■ About this task
Please give the data again in full, exactly as it reads.

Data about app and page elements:

------------------------------

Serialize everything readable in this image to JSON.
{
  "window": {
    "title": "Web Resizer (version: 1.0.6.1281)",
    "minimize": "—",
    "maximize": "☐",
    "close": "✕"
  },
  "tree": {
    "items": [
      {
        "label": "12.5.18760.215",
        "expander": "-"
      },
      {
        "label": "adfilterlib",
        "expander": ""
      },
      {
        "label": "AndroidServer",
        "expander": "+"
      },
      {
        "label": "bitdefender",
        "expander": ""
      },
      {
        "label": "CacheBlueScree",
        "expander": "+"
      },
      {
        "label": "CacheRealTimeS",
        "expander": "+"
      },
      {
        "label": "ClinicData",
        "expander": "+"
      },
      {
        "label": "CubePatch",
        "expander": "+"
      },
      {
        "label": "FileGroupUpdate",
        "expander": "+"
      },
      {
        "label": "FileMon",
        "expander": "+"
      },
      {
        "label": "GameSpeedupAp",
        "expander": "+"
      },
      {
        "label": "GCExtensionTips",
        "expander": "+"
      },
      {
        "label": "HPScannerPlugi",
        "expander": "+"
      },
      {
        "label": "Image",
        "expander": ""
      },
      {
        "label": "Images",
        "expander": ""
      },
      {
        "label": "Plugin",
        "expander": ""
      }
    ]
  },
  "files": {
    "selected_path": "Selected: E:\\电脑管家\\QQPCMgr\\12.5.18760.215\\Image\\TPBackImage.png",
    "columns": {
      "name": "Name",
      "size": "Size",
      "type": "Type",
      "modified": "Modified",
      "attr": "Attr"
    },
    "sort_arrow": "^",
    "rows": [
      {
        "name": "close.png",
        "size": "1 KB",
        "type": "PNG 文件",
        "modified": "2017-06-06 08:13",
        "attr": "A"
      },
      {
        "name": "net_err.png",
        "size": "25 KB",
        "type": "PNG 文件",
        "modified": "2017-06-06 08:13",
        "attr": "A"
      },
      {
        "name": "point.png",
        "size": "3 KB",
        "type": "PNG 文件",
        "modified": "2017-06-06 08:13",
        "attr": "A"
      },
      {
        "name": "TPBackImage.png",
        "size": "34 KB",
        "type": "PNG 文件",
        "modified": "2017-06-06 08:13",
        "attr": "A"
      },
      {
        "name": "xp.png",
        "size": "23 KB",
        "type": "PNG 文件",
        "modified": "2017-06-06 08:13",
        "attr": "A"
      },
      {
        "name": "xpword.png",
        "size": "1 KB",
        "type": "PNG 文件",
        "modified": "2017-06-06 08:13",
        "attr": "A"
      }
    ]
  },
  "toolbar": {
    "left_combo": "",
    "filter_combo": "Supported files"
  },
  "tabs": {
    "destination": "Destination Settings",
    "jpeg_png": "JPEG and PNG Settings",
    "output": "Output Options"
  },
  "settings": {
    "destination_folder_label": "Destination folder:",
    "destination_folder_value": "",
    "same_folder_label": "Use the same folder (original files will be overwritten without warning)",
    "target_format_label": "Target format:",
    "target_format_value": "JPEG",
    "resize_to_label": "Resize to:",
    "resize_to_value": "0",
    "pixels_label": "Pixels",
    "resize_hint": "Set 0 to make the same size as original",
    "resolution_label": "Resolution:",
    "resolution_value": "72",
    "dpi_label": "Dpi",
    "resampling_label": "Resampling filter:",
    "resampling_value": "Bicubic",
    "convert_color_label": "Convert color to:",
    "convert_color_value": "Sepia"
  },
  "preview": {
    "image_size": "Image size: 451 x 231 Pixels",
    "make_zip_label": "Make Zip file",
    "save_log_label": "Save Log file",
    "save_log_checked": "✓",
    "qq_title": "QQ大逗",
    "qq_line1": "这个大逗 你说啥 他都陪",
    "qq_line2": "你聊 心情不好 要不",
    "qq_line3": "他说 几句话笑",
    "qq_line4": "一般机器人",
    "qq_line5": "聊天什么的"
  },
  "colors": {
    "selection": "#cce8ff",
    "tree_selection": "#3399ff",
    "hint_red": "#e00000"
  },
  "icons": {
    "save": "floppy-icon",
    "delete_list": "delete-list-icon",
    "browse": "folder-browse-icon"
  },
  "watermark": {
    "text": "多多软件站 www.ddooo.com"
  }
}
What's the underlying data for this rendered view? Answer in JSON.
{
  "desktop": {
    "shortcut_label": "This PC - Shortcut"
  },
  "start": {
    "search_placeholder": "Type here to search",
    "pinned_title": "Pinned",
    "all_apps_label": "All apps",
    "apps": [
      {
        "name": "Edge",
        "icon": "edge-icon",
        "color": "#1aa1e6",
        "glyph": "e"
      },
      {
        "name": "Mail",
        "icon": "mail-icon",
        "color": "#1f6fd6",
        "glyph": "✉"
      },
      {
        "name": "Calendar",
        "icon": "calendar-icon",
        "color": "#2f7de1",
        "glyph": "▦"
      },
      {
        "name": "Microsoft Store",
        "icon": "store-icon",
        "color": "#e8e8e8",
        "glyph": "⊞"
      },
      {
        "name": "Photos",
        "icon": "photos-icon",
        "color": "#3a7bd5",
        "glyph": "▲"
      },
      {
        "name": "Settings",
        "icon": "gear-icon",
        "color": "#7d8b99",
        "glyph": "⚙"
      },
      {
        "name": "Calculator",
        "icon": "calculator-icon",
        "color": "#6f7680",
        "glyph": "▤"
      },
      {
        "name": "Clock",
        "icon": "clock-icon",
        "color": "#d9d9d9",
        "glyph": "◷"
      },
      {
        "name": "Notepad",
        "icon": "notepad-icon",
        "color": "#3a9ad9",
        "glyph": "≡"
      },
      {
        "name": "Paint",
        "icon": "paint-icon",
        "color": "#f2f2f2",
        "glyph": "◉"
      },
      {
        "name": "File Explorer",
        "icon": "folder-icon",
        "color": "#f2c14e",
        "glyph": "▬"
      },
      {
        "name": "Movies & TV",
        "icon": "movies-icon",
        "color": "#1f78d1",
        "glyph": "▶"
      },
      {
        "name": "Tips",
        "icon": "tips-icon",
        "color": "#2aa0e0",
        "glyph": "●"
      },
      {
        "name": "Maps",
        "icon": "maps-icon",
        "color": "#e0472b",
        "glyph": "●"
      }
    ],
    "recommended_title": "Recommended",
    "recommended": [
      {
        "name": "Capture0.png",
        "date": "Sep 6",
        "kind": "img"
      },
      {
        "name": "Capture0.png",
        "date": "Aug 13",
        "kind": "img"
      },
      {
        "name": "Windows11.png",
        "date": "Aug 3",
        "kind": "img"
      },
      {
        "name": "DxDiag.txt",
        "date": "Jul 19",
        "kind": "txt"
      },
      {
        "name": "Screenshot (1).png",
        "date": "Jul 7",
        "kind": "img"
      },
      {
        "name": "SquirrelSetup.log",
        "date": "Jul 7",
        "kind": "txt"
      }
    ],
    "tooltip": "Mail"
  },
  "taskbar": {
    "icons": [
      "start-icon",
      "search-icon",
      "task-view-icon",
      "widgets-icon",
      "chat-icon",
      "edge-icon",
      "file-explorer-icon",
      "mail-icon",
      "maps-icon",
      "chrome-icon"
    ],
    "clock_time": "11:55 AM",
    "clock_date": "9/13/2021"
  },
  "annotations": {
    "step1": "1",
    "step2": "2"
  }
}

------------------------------

■ Response
Serialize everything readable in this image to JSON.
{
  "window": {
    "title": "Web Resizer (version: 1.0.6.1281)",
    "minimize": "—",
    "maximize": "☐",
    "close": "✕"
  },
  "tree": {
    "items": [
      {
        "label": "12.5.18760.215",
        "expander": "-"
      },
      {
        "label": "adfilterlib",
        "expander": ""
      },
      {
        "label": "AndroidServer",
        "expander": "+"
      },
      {
        "label": "bitdefender",
        "expander": ""
      },
      {
        "label": "CacheBlueScree",
        "expander": "+"
      },
      {
        "label": "CacheRealTimeS",
        "expander": "+"
      },
      {
        "label": "ClinicData",
        "expander": "+"
      },
      {
        "label": "CubePatch",
        "expander": "+"
      },
      {
        "label": "FileGroupUpdate",
        "expander": "+"
      },
      {
        "label": "FileMon",
        "expander": "+"
      },
      {
        "label": "GameSpeedupAp",
        "expander": "+"
      },
      {
        "label": "GCExtensionTips",
        "expander": "+"
      },
      {
        "label": "HPScannerPlugi",
        "expander": "+"
      },
      {
        "label": "Image",
        "expander": ""
      },
      {
        "label": "Images",
        "expander": ""
      },
      {
        "label": "Plugin",
        "expander": ""
      }
    ]
  },
  "files": {
    "selected_path": "Selected: E:\\电脑管家\\QQPCMgr\\12.5.18760.215\\Image\\TPBackImage.png",
    "columns": {
      "name": "Name",
      "size": "Size",
      "type": "Type",
      "modified": "Modified",
      "attr": "Attr"
    },
    "sort_arrow": "^",
    "rows": [
      {
        "name": "close.png",
        "size": "1 KB",
        "type": "PNG 文件",
        "modified": "2017-06-06 08:13",
        "attr": "A"
      },
      {
        "name": "net_err.png",
        "size": "25 KB",
        "type": "PNG 文件",
        "modified": "2017-06-06 08:13",
        "attr": "A"
      },
      {
        "name": "point.png",
        "size": "3 KB",
        "type": "PNG 文件",
        "modified": "2017-06-06 08:13",
        "attr": "A"
      },
      {
        "name": "TPBackImage.png",
        "size": "34 KB",
        "type": "PNG 文件",
        "modified": "2017-06-06 08:13",
        "attr": "A"
      },
      {
        "name": "xp.png",
        "size": "23 KB",
        "type": "PNG 文件",
        "modified": "2017-06-06 08:13",
        "attr": "A"
      },
      {
        "name": "xpword.png",
        "size": "1 KB",
        "type": "PNG 文件",
        "modified": "2017-06-06 08:13",
        "attr": "A"
      }
    ]
  },
  "toolbar": {
    "left_combo": "",
    "filter_combo": "Supported files"
  },
  "tabs": {
    "destination": "Destination Settings",
    "jpeg_png": "JPEG and PNG Settings",
    "output": "Output Options"
  },
  "settings": {
    "destination_folder_label": "Destination folder:",
    "destination_folder_value": "",
    "same_folder_label": "Use the same folder (original files will be overwritten without warning)",
    "target_format_label": "Target format:",
    "target_format_value": "JPEG",
    "resize_to_label": "Resize to:",
    "resize_to_value": "0",
    "pixels_label": "Pixels",
    "resize_hint": "Set 0 to make the same size as original",
    "resolution_label": "Resolution:",
    "resolution_value": "72",
    "dpi_label": "Dpi",
    "resampling_label": "Resampling filter:",
    "resampling_value": "Bicubic",
    "convert_color_label": "Convert color to:",
    "convert_color_value": "Sepia"
  },
  "preview": {
    "image_size": "Image size: 451 x 231 Pixels",
    "make_zip_label": "Make Zip file",
    "save_log_label": "Save Log file",
    "save_log_checked": "✓",
    "qq_title": "QQ大逗",
    "qq_line1": "这个大逗 你说啥 他都陪",
    "qq_line2": "你聊 心情不好 要不",
    "qq_line3": "他说 几句话笑",
    "qq_line4": "一般机器人",
    "qq_line5": "聊天什么的"
  },
  "colors": {
    "selection": "#cce8ff",
    "tree_selection": "#3399ff",
    "hint_red": "#e00000"
  },
  "icons": {
    "save": "floppy-icon",
    "delete_list": "delete-list-icon",
    "browse": "folder-browse-icon"
  },
  "watermark": {
    "text": "多多软件站 www.ddooo.com"
  }
}
What's the underlying data for this rendered view? Answer in JSON.
{
  "desktop": {
    "shortcut_label": "This PC - Shortcut"
  },
  "start": {
    "search_placeholder": "Type here to search",
    "pinned_title": "Pinned",
    "all_apps_label": "All apps",
    "apps": [
      {
        "name": "Edge",
        "icon": "edge-icon",
        "color": "#1aa1e6",
        "glyph": "e"
      },
      {
        "name": "Mail",
        "icon": "mail-icon",
        "color": "#1f6fd6",
        "glyph": "✉"
      },
      {
        "name": "Calendar",
        "icon": "calendar-icon",
        "color": "#2f7de1",
        "glyph": "▦"
      },
      {
        "name": "Microsoft Store",
        "icon": "store-icon",
        "color": "#e8e8e8",
        "glyph": "⊞"
      },
      {
        "name": "Photos",
        "icon": "photos-icon",
        "color": "#3a7bd5",
        "glyph": "▲"
      },
      {
        "name": "Settings",
        "icon": "gear-icon",
        "color": "#7d8b99",
        "glyph": "⚙"
      },
      {
        "name": "Calculator",
        "icon": "calculator-icon",
        "color": "#6f7680",
        "glyph": "▤"
      },
      {
        "name": "Clock",
        "icon": "clock-icon",
        "color": "#d9d9d9",
        "glyph": "◷"
      },
      {
        "name": "Notepad",
        "icon": "notepad-icon",
        "color": "#3a9ad9",
        "glyph": "≡"
      },
      {
        "name": "Paint",
        "icon": "paint-icon",
        "color": "#f2f2f2",
        "glyph": "◉"
      },
      {
        "name": "File Explorer",
        "icon": "folder-icon",
        "color": "#f2c14e",
        "glyph": "▬"
      },
      {
        "name": "Movies & TV",
        "icon": "movies-icon",
        "color": "#1f78d1",
        "glyph": "▶"
      },
      {
        "name": "Tips",
        "icon": "tips-icon",
        "color": "#2aa0e0",
        "glyph": "●"
      },
      {
        "name": "Maps",
        "icon": "maps-icon",
        "color": "#e0472b",
        "glyph": "●"
      }
    ],
    "recommended_title": "Recommended",
    "recommended": [
      {
        "name": "Capture0.png",
        "date": "Sep 6",
        "kind": "img"
      },
      {
        "name": "Capture0.png",
        "date": "Aug 13",
        "kind": "img"
      },
      {
        "name": "Windows11.png",
        "date": "Aug 3",
        "kind": "img"
      },
      {
        "name": "DxDiag.txt",
        "date": "Jul 19",
        "kind": "txt"
      },
      {
        "name": "Screenshot (1).png",
        "date": "Jul 7",
        "kind": "img"
      },
      {
        "name": "SquirrelSetup.log",
        "date": "Jul 7",
        "kind": "txt"
      }
    ],
    "tooltip": "Mail"
  },
  "taskbar": {
    "icons": [
      "start-icon",
      "search-icon",
      "task-view-icon",
      "widgets-icon",
      "chat-icon",
      "edge-icon",
      "file-explorer-icon",
      "mail-icon",
      "maps-icon",
      "chrome-icon"
    ],
    "clock_time": "11:55 AM",
    "clock_date": "9/13/2021"
  },
  "annotations": {
    "step1": "1",
    "step2": "2"
  }
}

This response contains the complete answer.